Excerpts from an interface dataset:

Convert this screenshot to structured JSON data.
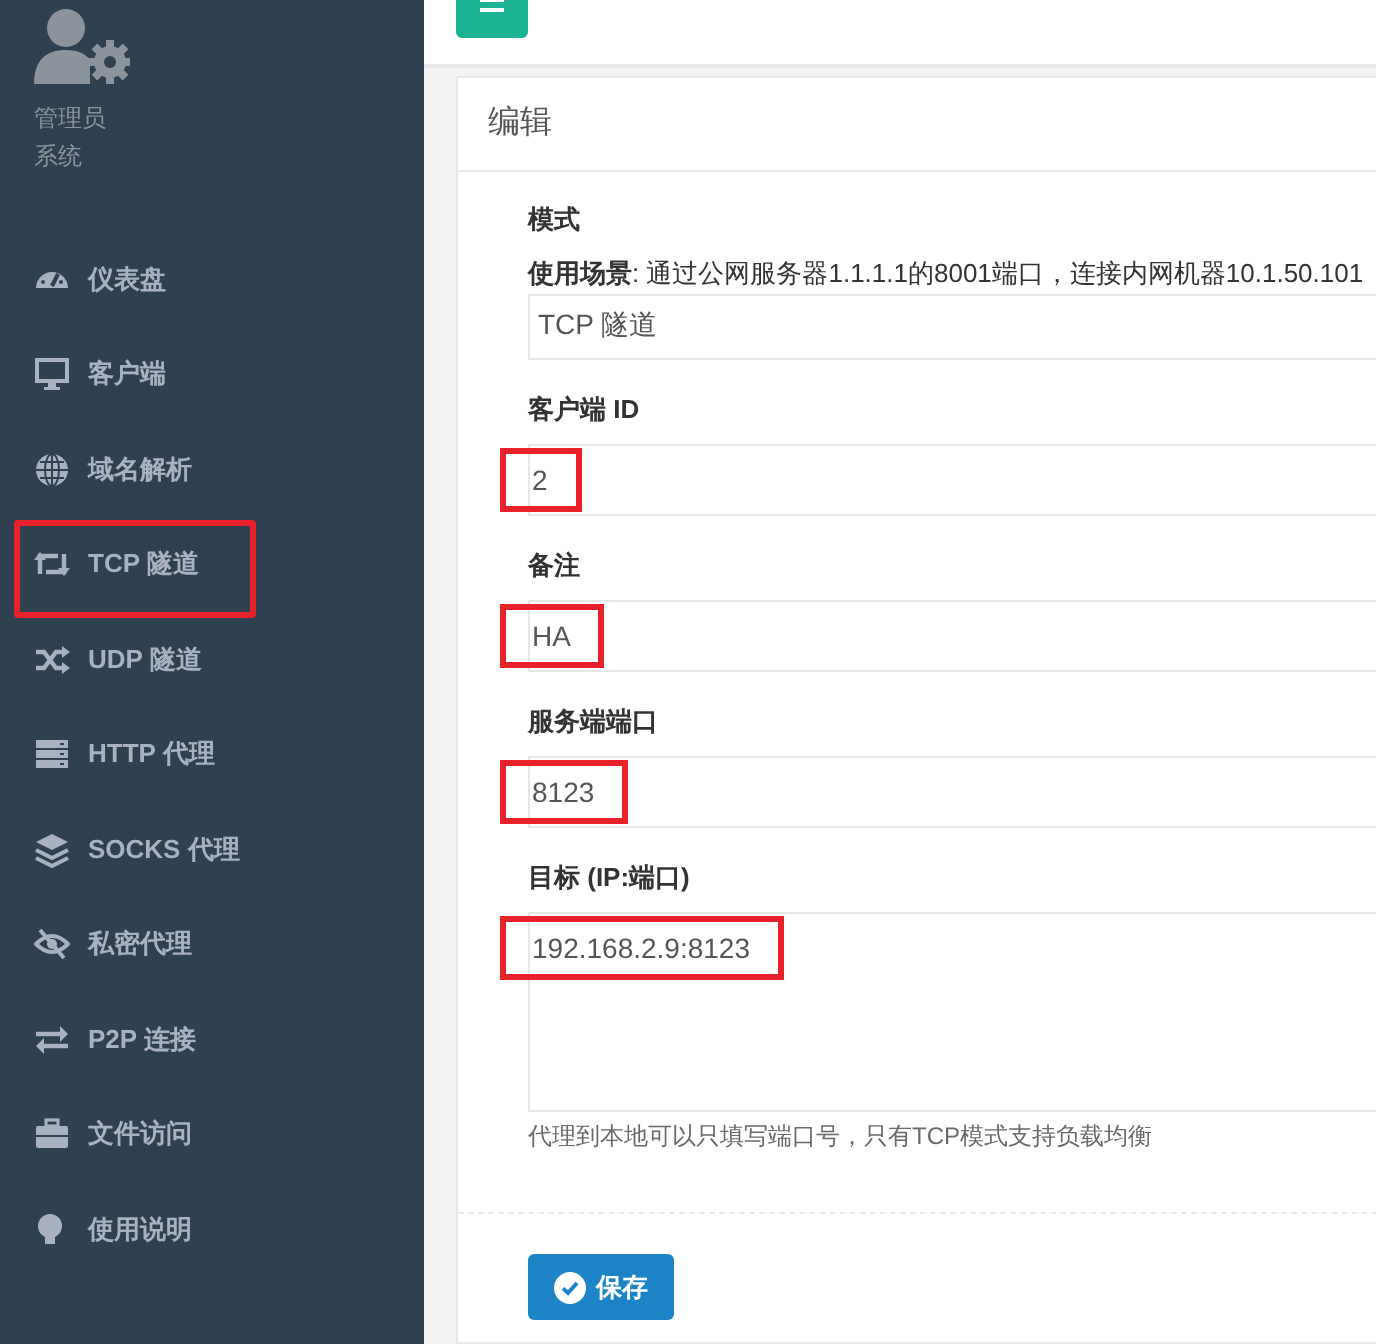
{
  "sidebar": {
    "profile": {
      "name": "管理员",
      "role": "系统"
    },
    "items": [
      {
        "label": "仪表盘",
        "highlighted": false
      },
      {
        "label": "客户端",
        "highlighted": false
      },
      {
        "label": "域名解析",
        "highlighted": false
      },
      {
        "label": "TCP 隧道",
        "highlighted": true
      },
      {
        "label": "UDP 隧道",
        "highlighted": false
      },
      {
        "label": "HTTP 代理",
        "highlighted": false
      },
      {
        "label": "SOCKS 代理",
        "highlighted": false
      },
      {
        "label": "私密代理",
        "highlighted": false
      },
      {
        "label": "P2P 连接",
        "highlighted": false
      },
      {
        "label": "文件访问",
        "highlighted": false
      },
      {
        "label": "使用说明",
        "highlighted": false
      }
    ]
  },
  "card": {
    "title": "编辑",
    "fields": [
      {
        "kind": "select",
        "label": "模式",
        "description": "**使用场景**: 通过公网服务器1.1.1.1的8001端口，连接内网机器10.1.50.101",
        "value": "TCP 隧道",
        "highlighted": false
      },
      {
        "kind": "input",
        "label": "客户端 ID",
        "value": "2",
        "highlighted": true
      },
      {
        "kind": "input",
        "label": "备注",
        "value": "HA",
        "highlighted": true
      },
      {
        "kind": "input",
        "label": "服务端端口",
        "value": "8123",
        "highlighted": true
      },
      {
        "kind": "textarea",
        "label": "目标 (IP:端口)",
        "value": "192.168.2.9:8123",
        "highlighted": true,
        "help": "代理到本地可以只填写端口号，只有TCP模式支持负载均衡"
      }
    ],
    "save_button": "保存"
  }
}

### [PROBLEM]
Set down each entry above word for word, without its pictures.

### [TASK SOLUTION]
Convert this screenshot to structured JSON data.
{
  "sidebar": {
    "profile": {
      "name": "管理员",
      "role": "系统"
    },
    "items": [
      {
        "label": "仪表盘",
        "highlighted": false
      },
      {
        "label": "客户端",
        "highlighted": false
      },
      {
        "label": "域名解析",
        "highlighted": false
      },
      {
        "label": "TCP 隧道",
        "highlighted": true
      },
      {
        "label": "UDP 隧道",
        "highlighted": false
      },
      {
        "label": "HTTP 代理",
        "highlighted": false
      },
      {
        "label": "SOCKS 代理",
        "highlighted": false
      },
      {
        "label": "私密代理",
        "highlighted": false
      },
      {
        "label": "P2P 连接",
        "highlighted": false
      },
      {
        "label": "文件访问",
        "highlighted": false
      },
      {
        "label": "使用说明",
        "highlighted": false
      }
    ]
  },
  "card": {
    "title": "编辑",
    "fields": [
      {
        "kind": "select",
        "label": "模式",
        "description": "**使用场景**: 通过公网服务器1.1.1.1的8001端口，连接内网机器10.1.50.101",
        "value": "TCP 隧道",
        "highlighted": false
      },
      {
        "kind": "input",
        "label": "客户端 ID",
        "value": "2",
        "highlighted": true
      },
      {
        "kind": "input",
        "label": "备注",
        "value": "HA",
        "highlighted": true
      },
      {
        "kind": "input",
        "label": "服务端端口",
        "value": "8123",
        "highlighted": true
      },
      {
        "kind": "textarea",
        "label": "目标 (IP:端口)",
        "value": "192.168.2.9:8123",
        "highlighted": true,
        "help": "代理到本地可以只填写端口号，只有TCP模式支持负载均衡"
      }
    ],
    "save_button": "保存"
  }
}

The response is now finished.